Saturday, February 12, 2005

Opening Song

In the SKD Stadium, where less than two years ago thousands of internally displaced persons lived after rebels shelled them out of their homes, thousands again crowd the stands--this time for a free concert organized by the United Nations Mission in Liberia (UNMIL), the National Transitional Government of Liberia (NTGL), a new cell phone company, and Music for Peace & Reconciliation. It is a national holiday--Armed Forces Day--and we are here to say, according to a flyer being passed around, “Guns No!! Elections Yes!!” I am smiling already.

As I passed by the long lines of people waiting outside for their turn to trickle into the stadium, I wondered if they remember…if standing and walking together like that brings back memories of the civil war that made this concert necessary. But of course they remember. What all of us are here to do is make peace with the past and pray silently that history does not repeat itself.

Some of the featured artists at the peace concert are impressive: Nawassa Wassa from Guinea and Savan Alla from Côte d’ Ivoire are truly stars. But Nigerian actress Patience, known fondly as Mama Gee, elicits the wildest applause from the audience. For me, the local artists shine brightest: I love Tokie Tomah, the traditional dancers and drummers, The Peace Crusaders, King O’Brien, and a character named Boutini. Boutini’s trademark costume is a jester’s hat and a pair of giant glasses that looks like it’s made out of cardboard. He is my generation’s “Bullshitter” (international readers: think Mr. Bean with a voice and an attitude).

As the concert is about to end--without any major unruly incidents as so often happens at SKD--I take my leave to try to avoid the crowds and increase my chances of getting a taxi back to town. No such luck: People are already streaming out and heading towards ELWA junction like an army of ants. I fall into step with them and trudge along. It’s impossible not to try imagining the death marches of Liberia’s recent past, when fleeing civilians had to pass through checkpoints where inevitably some would be randomly picked out of line to meet their end. I have a lot of time to think about it, because already all the public transportation is full to the max--inside and outside as people climb to the roofs of the vehicles or stand on the bumpers.
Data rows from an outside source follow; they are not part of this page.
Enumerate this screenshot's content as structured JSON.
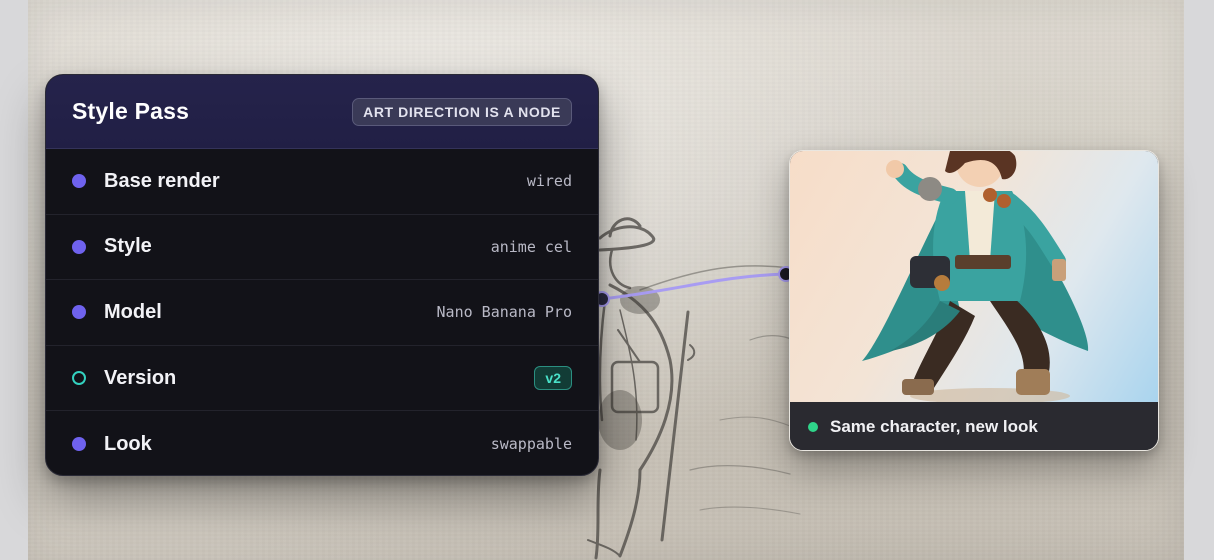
{
  "node": {
    "title": "Style Pass",
    "badge": "ART DIRECTION IS A NODE",
    "rows": [
      {
        "label": "Base render",
        "value": "wired",
        "port": "filled"
      },
      {
        "label": "Style",
        "value": "anime cel",
        "port": "filled"
      },
      {
        "label": "Model",
        "value": "Nano Banana Pro",
        "port": "filled"
      },
      {
        "label": "Version",
        "value": "v2",
        "port": "hollow"
      },
      {
        "label": "Look",
        "value": "swappable",
        "port": "filled"
      }
    ]
  },
  "output": {
    "caption": "Same character, new look",
    "status_color": "#2fd58a"
  },
  "colors": {
    "port": "#6f62ee",
    "port_hollow": "#33d1bf",
    "header": "#25234b",
    "connector": "#a89cf2"
  }
}
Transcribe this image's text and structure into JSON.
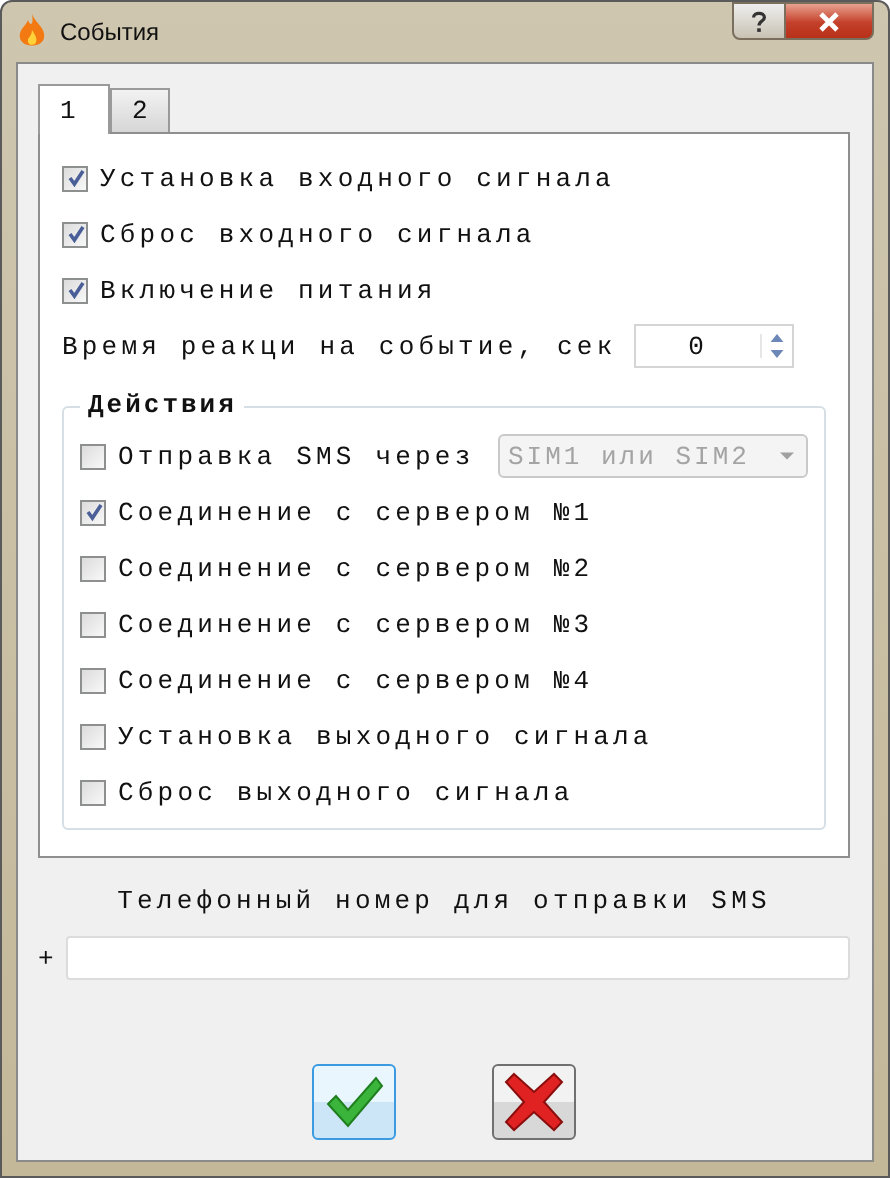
{
  "window": {
    "title": "События"
  },
  "tabs": [
    {
      "label": "1",
      "selected": true
    },
    {
      "label": "2",
      "selected": false
    }
  ],
  "events": [
    {
      "label": "Установка входного сигнала",
      "checked": true
    },
    {
      "label": "Сброс входного сигнала",
      "checked": true
    },
    {
      "label": "Включение питания",
      "checked": true
    }
  ],
  "reaction": {
    "label": "Время реакци на событие, сек",
    "value": "0"
  },
  "actions": {
    "title": "Действия",
    "items": [
      {
        "kind": "combo",
        "label": "Отправка SMS через",
        "checked": false,
        "combo": {
          "value": "SIM1 или SIM2",
          "disabled": true
        }
      },
      {
        "kind": "checkbox",
        "label": "Соединение с сервером №1",
        "checked": true
      },
      {
        "kind": "checkbox",
        "label": "Соединение с сервером №2",
        "checked": false
      },
      {
        "kind": "checkbox",
        "label": "Соединение с сервером №3",
        "checked": false
      },
      {
        "kind": "checkbox",
        "label": "Соединение с сервером №4",
        "checked": false
      },
      {
        "kind": "checkbox",
        "label": "Установка выходного сигнала",
        "checked": false
      },
      {
        "kind": "checkbox",
        "label": "Сброс выходного сигнала",
        "checked": false
      }
    ]
  },
  "phone": {
    "label": "Телефонный номер для отправки SMS",
    "prefix": "+"
  }
}
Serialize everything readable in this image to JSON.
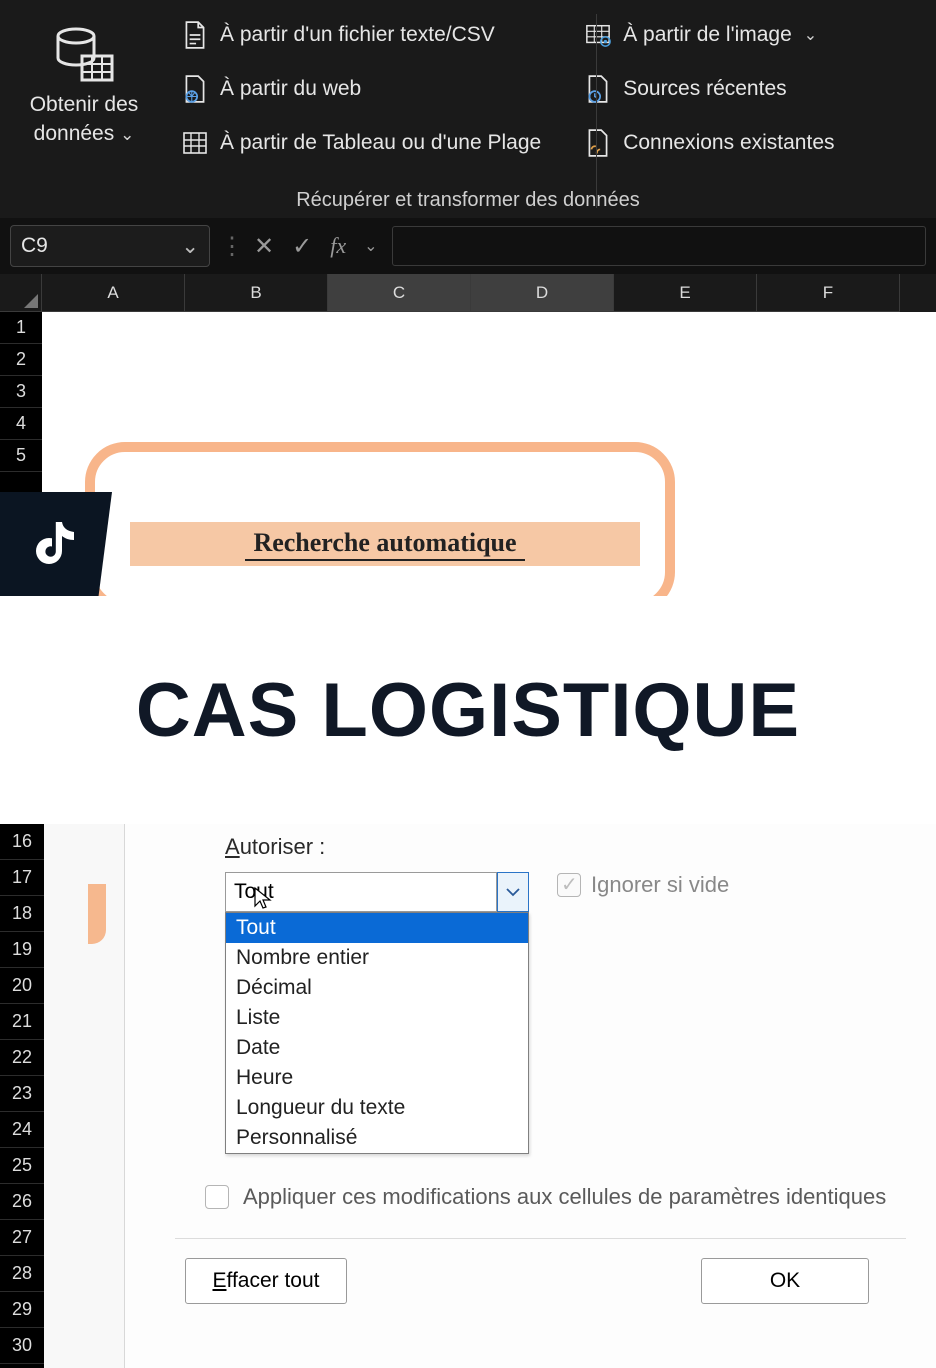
{
  "ribbon": {
    "get_data_line1": "Obtenir des",
    "get_data_line2": "données",
    "from_textcsv": "À partir d'un fichier texte/CSV",
    "from_web": "À partir du web",
    "from_table": "À partir de Tableau ou d'une Plage",
    "from_image": "À partir de l'image",
    "recent_sources": "Sources récentes",
    "existing_connections": "Connexions existantes",
    "group_caption": "Récupérer et transformer des données"
  },
  "formula": {
    "name_box": "C9",
    "fx": "fx"
  },
  "columns": [
    "A",
    "B",
    "C",
    "D",
    "E",
    "F"
  ],
  "rows_top": [
    "1",
    "2",
    "3",
    "4",
    "5"
  ],
  "card": {
    "title": "Recherche automatique"
  },
  "overlay": {
    "title": "CAS LOGISTIQUE"
  },
  "rows_bottom": [
    "16",
    "17",
    "18",
    "19",
    "20",
    "21",
    "22",
    "23",
    "24",
    "25",
    "26",
    "27",
    "28",
    "29",
    "30"
  ],
  "dialog": {
    "allow_prefix": "A",
    "allow_rest": "utoriser :",
    "allow_value": "Tout",
    "ignore_label": "Ignorer si vide",
    "options": [
      "Tout",
      "Nombre entier",
      "Décimal",
      "Liste",
      "Date",
      "Heure",
      "Longueur du texte",
      "Personnalisé"
    ],
    "apply_label": "Appliquer ces modifications aux cellules de paramètres identiques",
    "clear_prefix": "E",
    "clear_rest": "ffacer tout",
    "ok_label": "OK"
  }
}
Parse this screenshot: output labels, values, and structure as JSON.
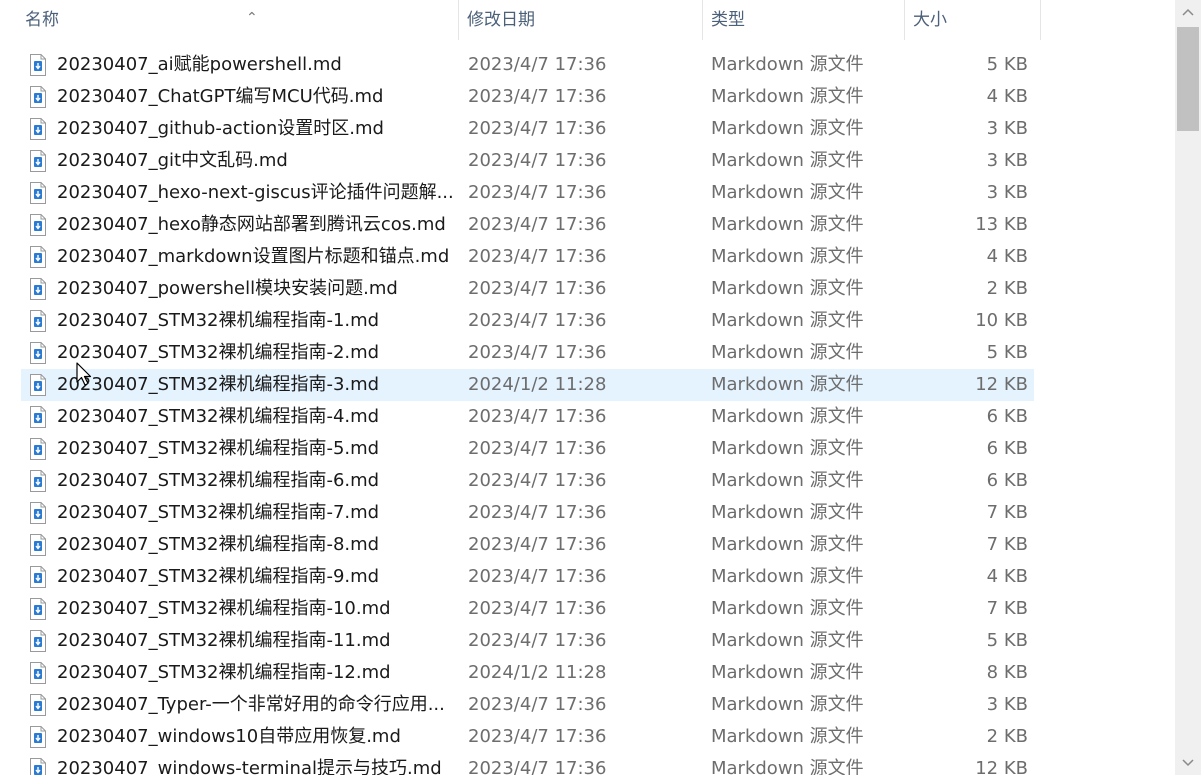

I thank God though, because “peace” is here; I only have to walk to Sinkor--not to Sierra Leone.